Urlesque counts down the top 100 viral videos in the history of the web.

#95 - Charlie the Unicorn

Charlie The Unicorn was submitted in 2005 by a user named TypeQueen (Jason Steele) to Newgrounds.com -- a large portal for Flash games, animations, and other Flash creations. The video took off, and an unauthorized copy was posted on YouTube where it was viewed tens of millions of times. Jason's other works are available on YouTube under the username SecretAgentBob. (NSFW) -JB

#94 - Winnebago Man

is not having a good day.
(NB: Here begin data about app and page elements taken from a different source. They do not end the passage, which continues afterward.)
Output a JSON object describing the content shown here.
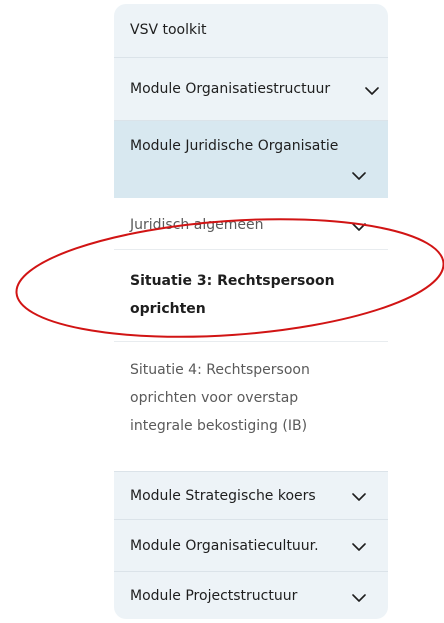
{
  "nav": {
    "items": [
      {
        "label": "VSV toolkit"
      },
      {
        "label": "Module Organisatiestructuur"
      },
      {
        "label": "Module Juridische Organisatie"
      },
      {
        "label": "Juridisch algemeen"
      },
      {
        "label": "Situatie 3: Rechtspersoon oprichten"
      },
      {
        "label": "Situatie 4: Rechtspersoon oprichten voor overstap integrale bekostiging (IB)"
      },
      {
        "label": "Module Strategische koers"
      },
      {
        "label": "Module Organisatiecultuur."
      },
      {
        "label": "Module Projectstructuur"
      }
    ]
  },
  "colors": {
    "panel_bg": "#edf3f7",
    "active_bg": "#d8e8f0",
    "annotation_red": "#d11414"
  },
  "icons": {
    "chevron": "chevron-down-icon"
  }
}
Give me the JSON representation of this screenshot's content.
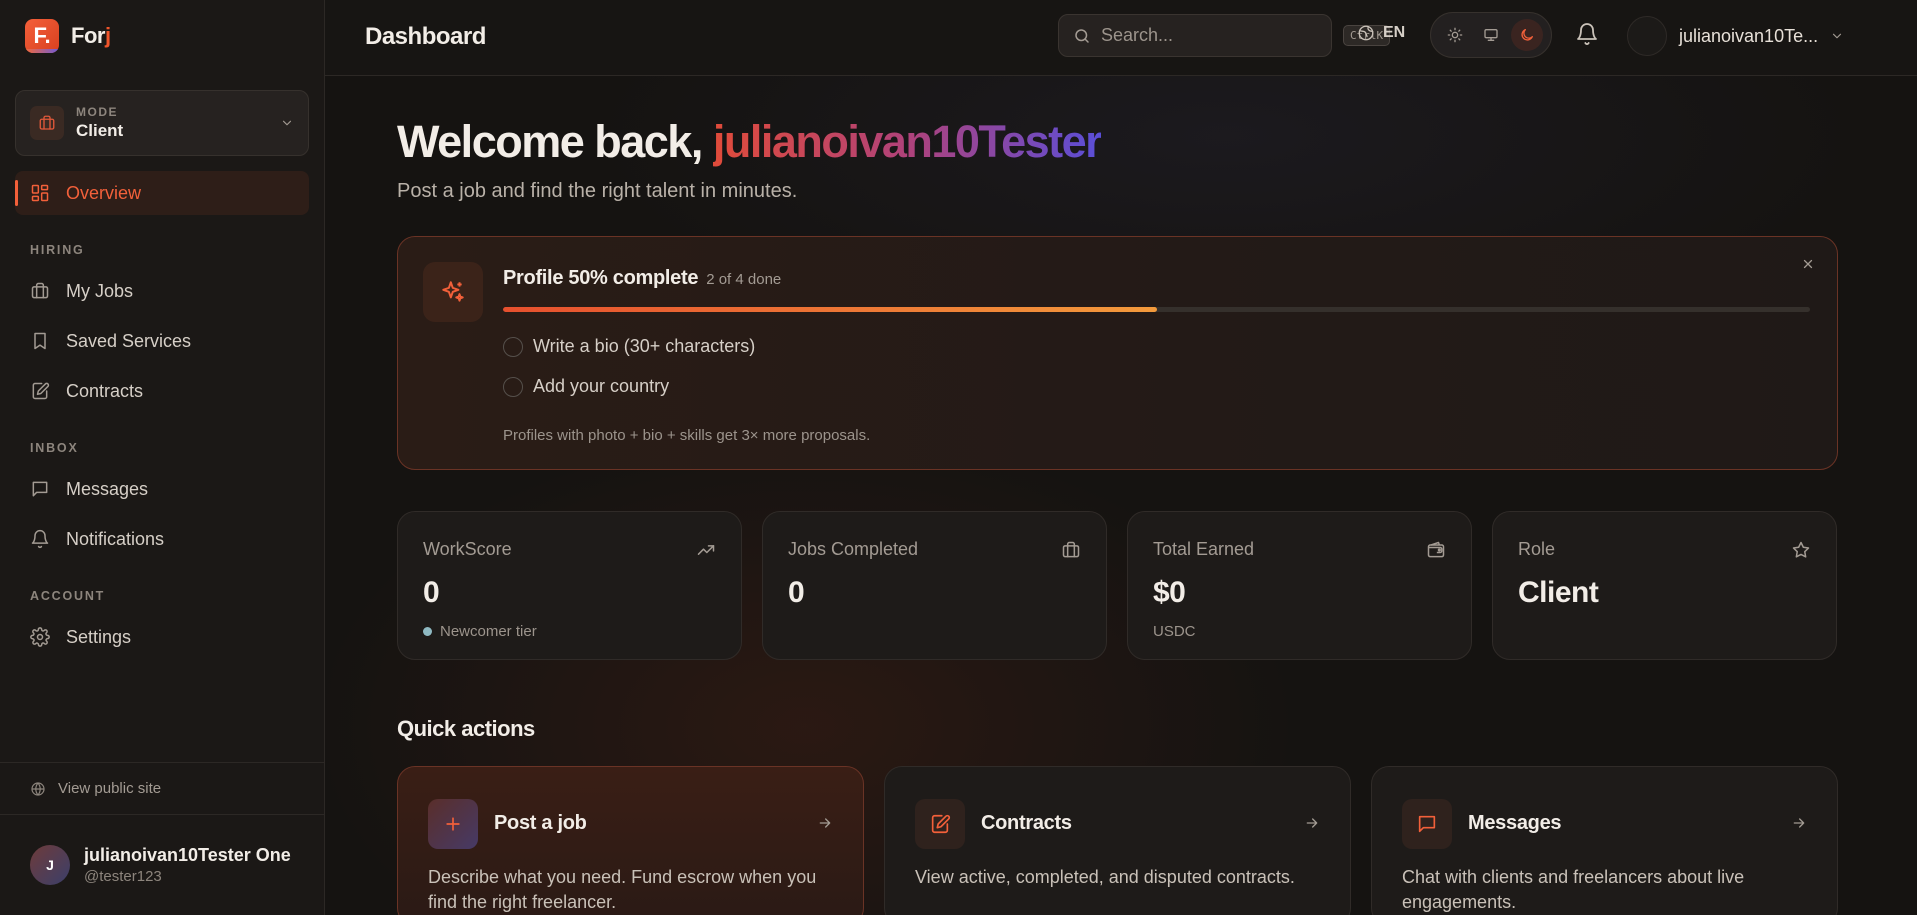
{
  "brand": {
    "letter": "F.",
    "name_main": "For",
    "name_accent": "j"
  },
  "mode": {
    "label": "MODE",
    "value": "Client"
  },
  "nav": {
    "overview": "Overview",
    "sections": {
      "hiring": "HIRING",
      "inbox": "INBOX",
      "account": "ACCOUNT"
    },
    "my_jobs": "My Jobs",
    "saved_services": "Saved Services",
    "contracts": "Contracts",
    "messages": "Messages",
    "notifications": "Notifications",
    "settings": "Settings"
  },
  "footer": {
    "view_public": "View public site",
    "avatar_initial": "J",
    "name": "julianoivan10Tester One",
    "handle": "@tester123"
  },
  "topbar": {
    "title": "Dashboard",
    "search_placeholder": "Search...",
    "search_shortcut": "CtrlK",
    "language": "EN",
    "user_name": "julianoivan10Te..."
  },
  "welcome": {
    "prefix": "Welcome back, ",
    "username": "julianoivan10Tester",
    "subtitle": "Post a job and find the right talent in minutes."
  },
  "profile": {
    "title": "Profile 50% complete",
    "count": "2 of 4 done",
    "progress": 0.5,
    "items": [
      "Write a bio (30+ characters)",
      "Add your country"
    ],
    "hint": "Profiles with photo + bio + skills get 3× more proposals."
  },
  "stats": [
    {
      "label": "WorkScore",
      "value": "0",
      "sub": "Newcomer tier",
      "icon": "trending-up-icon"
    },
    {
      "label": "Jobs Completed",
      "value": "0",
      "sub": "",
      "icon": "briefcase-icon"
    },
    {
      "label": "Total Earned",
      "value": "$0",
      "sub": "USDC",
      "icon": "wallet-icon"
    },
    {
      "label": "Role",
      "value": "Client",
      "sub": "",
      "icon": "star-icon"
    }
  ],
  "quick_actions": {
    "title": "Quick actions",
    "items": [
      {
        "title": "Post a job",
        "desc": "Describe what you need. Fund escrow when you find the right freelancer.",
        "icon": "plus-icon"
      },
      {
        "title": "Contracts",
        "desc": "View active, completed, and disputed contracts.",
        "icon": "edit-document-icon"
      },
      {
        "title": "Messages",
        "desc": "Chat with clients and freelancers about live engagements.",
        "icon": "message-icon"
      }
    ]
  },
  "colors": {
    "accent": "#f2603a",
    "background": "#151311",
    "sidebar": "#1b1816"
  }
}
Winnebago Man, as he's better known, is a salesman who can't stand the heat, but stays inside the vehicle as he continues to film a promotional video for the RV. The dude is a swearing machine and manages to cram hilarious, seething fury into some of the best outtakes to ever be caught on video and shared with the world by some underpaid PA on YouTube. (NSFW) -EG

#93 - Leeroy Jenkins

In this video, a group of online World of Warcraft gameplayers huddle up to discuss an elaborate strategy to defeat a legion of flying monsters in the next room. Eventually Leeroy Jenkins, a character created by Ben Schultz, gets impatient with all the standing around, yells his own name like a Rebel battle cry and promptly leads the group to their fiery deaths. The massive hilarity of the incident led to over 11 million YouTube views, a Jeopardy! question, and exposed the mainstream masses to the dark underbelly of massively multiplayer online role-playing games. (NSFW) -AM

#92 - Lightning Bolt!

Sometimes you just gotta let loose and LARP -- Live Action Role Play, that is. In this iconic clip, we see rock-throwing and sword-yielding, but one fighter has a special power -- which necessitates him to repeatedly yell "LIGHTNING BOLT." We're pretty sure we know who gets the fair maiden after the battle. - LW

#91 - The Average Homeboy (Denny Blazin Hazen)

In a prime example of the popularity of retro vids "going viral" once ripped to the web, Denny Blaze aka The Average Homeboy, was found on a demo VHS he sent to MTV. After living in the studios for 17 years, an MTV employee discovered the genius, quickly uploaded to YouTube, and voila: viral. To answer your question: no, Vanilla Ice and Eminem were not the first white rappers. -LW